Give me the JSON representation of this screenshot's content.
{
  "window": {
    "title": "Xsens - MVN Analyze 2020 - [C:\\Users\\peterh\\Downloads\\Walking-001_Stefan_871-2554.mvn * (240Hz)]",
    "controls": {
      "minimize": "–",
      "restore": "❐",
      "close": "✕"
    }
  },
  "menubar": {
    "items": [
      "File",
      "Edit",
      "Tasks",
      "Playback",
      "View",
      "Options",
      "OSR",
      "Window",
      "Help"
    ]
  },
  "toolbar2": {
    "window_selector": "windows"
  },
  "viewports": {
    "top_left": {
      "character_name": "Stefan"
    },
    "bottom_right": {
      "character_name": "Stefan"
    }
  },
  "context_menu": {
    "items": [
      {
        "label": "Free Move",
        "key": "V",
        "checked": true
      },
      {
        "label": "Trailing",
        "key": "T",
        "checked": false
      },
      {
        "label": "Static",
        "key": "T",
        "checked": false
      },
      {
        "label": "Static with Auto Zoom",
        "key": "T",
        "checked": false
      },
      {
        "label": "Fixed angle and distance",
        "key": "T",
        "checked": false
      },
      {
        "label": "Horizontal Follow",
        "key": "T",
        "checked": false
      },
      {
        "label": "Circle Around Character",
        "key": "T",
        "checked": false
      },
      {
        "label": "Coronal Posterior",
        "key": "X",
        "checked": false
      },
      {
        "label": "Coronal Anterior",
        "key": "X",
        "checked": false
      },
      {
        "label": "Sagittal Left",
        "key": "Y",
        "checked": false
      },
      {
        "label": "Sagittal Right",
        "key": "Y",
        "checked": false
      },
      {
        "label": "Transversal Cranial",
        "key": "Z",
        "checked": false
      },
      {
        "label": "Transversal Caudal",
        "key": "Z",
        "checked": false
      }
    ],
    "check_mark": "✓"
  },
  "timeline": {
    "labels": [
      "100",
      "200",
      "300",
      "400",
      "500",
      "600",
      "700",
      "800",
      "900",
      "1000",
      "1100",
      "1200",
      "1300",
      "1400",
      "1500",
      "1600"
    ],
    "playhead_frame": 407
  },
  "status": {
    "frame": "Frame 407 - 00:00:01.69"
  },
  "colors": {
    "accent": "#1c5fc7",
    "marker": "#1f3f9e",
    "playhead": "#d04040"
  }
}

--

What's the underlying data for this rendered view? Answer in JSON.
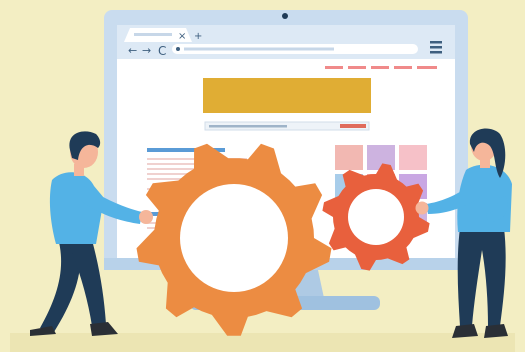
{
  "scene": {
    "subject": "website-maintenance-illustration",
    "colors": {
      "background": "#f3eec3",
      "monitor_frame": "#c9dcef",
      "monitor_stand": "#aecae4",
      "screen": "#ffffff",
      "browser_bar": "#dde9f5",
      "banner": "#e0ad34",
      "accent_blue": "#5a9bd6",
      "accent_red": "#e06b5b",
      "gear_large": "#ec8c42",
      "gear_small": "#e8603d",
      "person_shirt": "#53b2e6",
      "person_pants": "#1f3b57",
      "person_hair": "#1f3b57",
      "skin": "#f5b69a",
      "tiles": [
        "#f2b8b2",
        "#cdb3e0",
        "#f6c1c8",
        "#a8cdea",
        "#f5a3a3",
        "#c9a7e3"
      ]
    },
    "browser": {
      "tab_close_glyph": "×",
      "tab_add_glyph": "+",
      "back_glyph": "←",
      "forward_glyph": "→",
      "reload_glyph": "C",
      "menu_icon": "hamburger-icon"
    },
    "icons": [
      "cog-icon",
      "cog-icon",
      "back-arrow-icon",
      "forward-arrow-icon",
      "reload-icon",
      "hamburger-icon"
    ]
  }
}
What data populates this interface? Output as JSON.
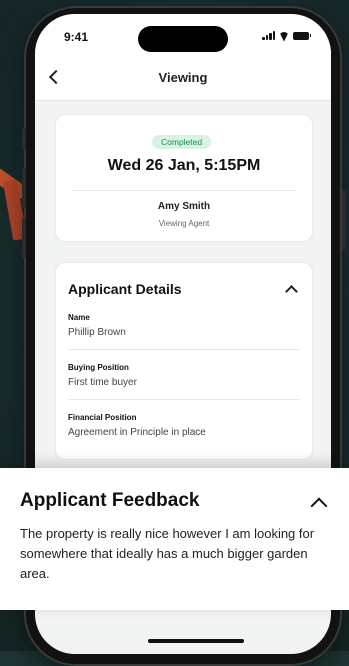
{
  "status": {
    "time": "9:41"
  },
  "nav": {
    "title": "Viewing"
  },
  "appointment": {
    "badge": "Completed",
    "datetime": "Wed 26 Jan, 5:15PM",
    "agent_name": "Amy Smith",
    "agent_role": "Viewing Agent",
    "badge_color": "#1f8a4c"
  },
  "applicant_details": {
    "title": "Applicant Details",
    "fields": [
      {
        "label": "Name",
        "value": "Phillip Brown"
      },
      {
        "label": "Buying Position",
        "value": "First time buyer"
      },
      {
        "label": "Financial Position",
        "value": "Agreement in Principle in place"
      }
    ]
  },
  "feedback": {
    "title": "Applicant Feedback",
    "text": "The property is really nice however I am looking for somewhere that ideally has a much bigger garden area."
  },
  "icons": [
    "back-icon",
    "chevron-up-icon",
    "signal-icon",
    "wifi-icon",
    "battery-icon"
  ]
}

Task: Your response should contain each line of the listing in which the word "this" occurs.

Answer space:
Give me the JSON representation of this screenshot's content.
What's the underlying data for this rendered view? Answer in JSON.
What data populates this interface? Output as JSON.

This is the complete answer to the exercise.